- As it is uneconomic to make capacitors for every small increment of voltage, a capacitor is chosen that covers a range of voltages. The duty cycle of the welding machine should be known if it is desired to use a short time rated capacitor to reduce costs. For example, a capacitor with a continuous voltage rating of 100 units can be used for a “during weld” voltage of 150 units.
- The number of capacitors required is now determined as follows: Knowing the welder kVA and the voltage across the welding machine primary winding, the current can be found:

I = kVA x 1000/VW.

Knowing the voltage across the capacitor and the current, the total capacitive reactance required can be found: XC = VC/I.

The standard capacitor unit available to suit the voltage VC has a certain capacitive reactance, say XC_{1}.

The number of such units to be used is therefore XC_{1}/XC.

- A check has now to be carried out to see if the selected capacitor bank will be overloaded under the worst condition, that is when the two welding electrodes are shorted. It is necessary to know the kVA and the power factor with the electrodes shorted. By a similar process as detailed previously, the voltage now generated across the capacitor must be calculated. The manufacturers of capacitors, by experience, have drawn up a set of maximum values for each voltage range of a capacitor and a check is made that this value is not exceeded for the capacitor in question.

There are two courses to follow if the value is exceeded:

The capacitor with the next highest standard voltage is chosen, its reactance per standard unit is known and the number of units is re-computed. The number will increase compared with the lower voltage units.

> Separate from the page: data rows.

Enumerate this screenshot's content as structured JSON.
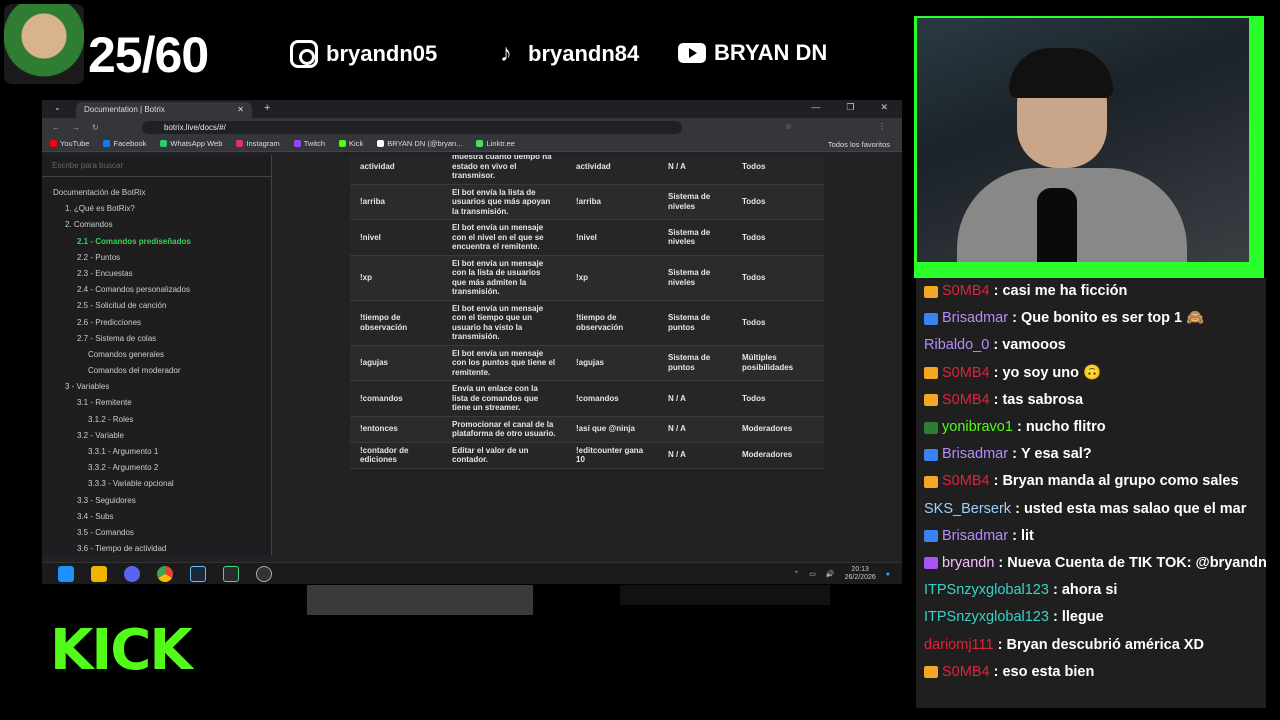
{
  "overlay": {
    "counter": "25/60",
    "instagram": "bryandn05",
    "tiktok": "bryandn84",
    "youtube": "BRYAN DN",
    "kick_logo": "KICK"
  },
  "browser": {
    "tab_title": "Documentation | Botrix",
    "url": "botrix.live/docs/#/",
    "bookmarks": [
      {
        "label": "YouTube",
        "color": "#ff0000"
      },
      {
        "label": "Facebook",
        "color": "#1877f2"
      },
      {
        "label": "WhatsApp Web",
        "color": "#25d366"
      },
      {
        "label": "Instagram",
        "color": "#e1306c"
      },
      {
        "label": "Twitch",
        "color": "#9146ff"
      },
      {
        "label": "Kick",
        "color": "#53fc18"
      },
      {
        "label": "BRYAN DN (@bryan...",
        "color": "#ffffff"
      },
      {
        "label": "Linktr.ee",
        "color": "#43e55e"
      }
    ],
    "favorites_label": "Todos los favoritos"
  },
  "sidebar": {
    "search_placeholder": "Escribe para buscar",
    "items": [
      {
        "label": "Documentación de BotRix",
        "level": 0
      },
      {
        "label": "1. ¿Qué es BotRix?",
        "level": 1
      },
      {
        "label": "2. Comandos",
        "level": 1
      },
      {
        "label": "2.1 - Comandos prediseñados",
        "level": 2,
        "active": true
      },
      {
        "label": "2.2 - Puntos",
        "level": 2
      },
      {
        "label": "2.3 - Encuestas",
        "level": 2
      },
      {
        "label": "2.4 - Comandos personalizados",
        "level": 2
      },
      {
        "label": "2.5 - Solicitud de canción",
        "level": 2
      },
      {
        "label": "2.6 - Predicciones",
        "level": 2
      },
      {
        "label": "2.7 - Sistema de colas",
        "level": 2
      },
      {
        "label": "Comandos generales",
        "level": 3
      },
      {
        "label": "Comandos del moderador",
        "level": 3
      },
      {
        "label": "3 - Variables",
        "level": 1
      },
      {
        "label": "3.1 - Remitente",
        "level": 2
      },
      {
        "label": "3.1.2 - Roles",
        "level": 3
      },
      {
        "label": "3.2 - Variable",
        "level": 2
      },
      {
        "label": "3.3.1 - Argumento 1",
        "level": 3
      },
      {
        "label": "3.3.2 - Argumento 2",
        "level": 3
      },
      {
        "label": "3.3.3 - Variable opcional",
        "level": 3
      },
      {
        "label": "3.3 - Seguidores",
        "level": 2
      },
      {
        "label": "3.4 - Subs",
        "level": 2
      },
      {
        "label": "3.5 - Comandos",
        "level": 2
      },
      {
        "label": "3.6 - Tiempo de actividad",
        "level": 2
      }
    ]
  },
  "table": {
    "rows": [
      [
        "actividad",
        "muestra cuánto tiempo ha estado en vivo el transmisor.",
        "actividad",
        "N / A",
        "Todos"
      ],
      [
        "!arriba",
        "El bot envía la lista de usuarios que más apoyan la transmisión.",
        "!arriba",
        "Sistema de niveles",
        "Todos"
      ],
      [
        "!nivel",
        "El bot envía un mensaje con el nivel en el que se encuentra el remitente.",
        "!nivel",
        "Sistema de niveles",
        "Todos"
      ],
      [
        "!xp",
        "El bot envía un mensaje con la lista de usuarios que más admiten la transmisión.",
        "!xp",
        "Sistema de niveles",
        "Todos"
      ],
      [
        "!tiempo de observación",
        "El bot envía un mensaje con el tiempo que un usuario ha visto la transmisión.",
        "!tiempo de observación",
        "Sistema de puntos",
        "Todos"
      ],
      [
        "!agujas",
        "El bot envía un mensaje con los puntos que tiene el remitente.",
        "!agujas",
        "Sistema de puntos",
        "Múltiples posibilidades"
      ],
      [
        "!comandos",
        "Envía un enlace con la lista de comandos que tiene un streamer.",
        "!comandos",
        "N / A",
        "Todos"
      ],
      [
        "!entonces",
        "Promocionar el canal de la plataforma de otro usuario.",
        "!así que @ninja",
        "N / A",
        "Moderadores"
      ],
      [
        "!contador de ediciones",
        "Editar el valor de un contador.",
        "!editcounter gana 10",
        "N / A",
        "Moderadores"
      ]
    ]
  },
  "taskbar": {
    "time": "20:13",
    "date": "26/2/2026"
  },
  "chat": {
    "messages": [
      {
        "user": "S0MB4",
        "text": "casi me ha ficción",
        "color": "#e0223a",
        "badge": "#f5a623"
      },
      {
        "user": "Brisadmar",
        "text": "Que bonito es ser top 1 🙈",
        "color": "#b58cff",
        "badge": "#3b82f6"
      },
      {
        "user": "Ribaldo_0",
        "text": "vamooos",
        "color": "#b58cff",
        "badge": ""
      },
      {
        "user": "S0MB4",
        "text": "yo soy uno 🙃",
        "color": "#e0223a",
        "badge": "#f5a623"
      },
      {
        "user": "S0MB4",
        "text": "tas sabrosa",
        "color": "#e0223a",
        "badge": "#f5a623"
      },
      {
        "user": "yonibravo1",
        "text": "nucho flitro",
        "color": "#53fc18",
        "badge": "#2e7d32"
      },
      {
        "user": "Brisadmar",
        "text": "Y esa sal?",
        "color": "#b58cff",
        "badge": "#3b82f6"
      },
      {
        "user": "S0MB4",
        "text": "Bryan manda al grupo como sales",
        "color": "#e0223a",
        "badge": "#f5a623"
      },
      {
        "user": "SKS_Berserk",
        "text": "usted esta mas salao que el mar",
        "color": "#9ecfff",
        "badge": ""
      },
      {
        "user": "Brisadmar",
        "text": "lit",
        "color": "#b58cff",
        "badge": "#3b82f6"
      },
      {
        "user": "bryandn",
        "text": "Nueva Cuenta de TIK TOK: @bryandn",
        "color": "#f6c1ff",
        "badge": "#a855f7"
      },
      {
        "user": "ITPSnzyxglobal123",
        "text": "ahora si",
        "color": "#37d3c8",
        "badge": ""
      },
      {
        "user": "ITPSnzyxglobal123",
        "text": "llegue",
        "color": "#37d3c8",
        "badge": ""
      },
      {
        "user": "dariomj111",
        "text": "Bryan descubrió américa XD",
        "color": "#e0223a",
        "badge": ""
      },
      {
        "user": "S0MB4",
        "text": "eso esta bien",
        "color": "#e0223a",
        "badge": "#f5a623"
      }
    ]
  }
}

A voltage limiting device can be incorporated across the capacitor bank which will protect the bank from an undue rise in voltage. An arc gap type of device with certain other auxiliary equipment is used.

The first of these solutions is often the best and least expensive method for welding machine applications. The application of series capacitors to any existing welding machine where the primary winding is already fixed, necessitates either rewinding the primary or incorporating an additional transformer as shown in Fig. 3. The design procedure is like the outlined.

**Conclusion **

The correction of the power factor of the load taken by a resistance type welding machine using series capacitor is the only feasible method and it provides instantaneous automatic correction.

The correction of the power factor must be tailored to the design of the welding machine and should preferably be carried out in full consultation with the designer and manufacturer of the machine.

The resistance type of welding machine is an attractive tool and any objection to its use can often be overcome by properly applied power factor correction.

Contact Mariana Jacobs, ICMEESA, Tel 011 615-4304, icmeesa@icmeesa.org.za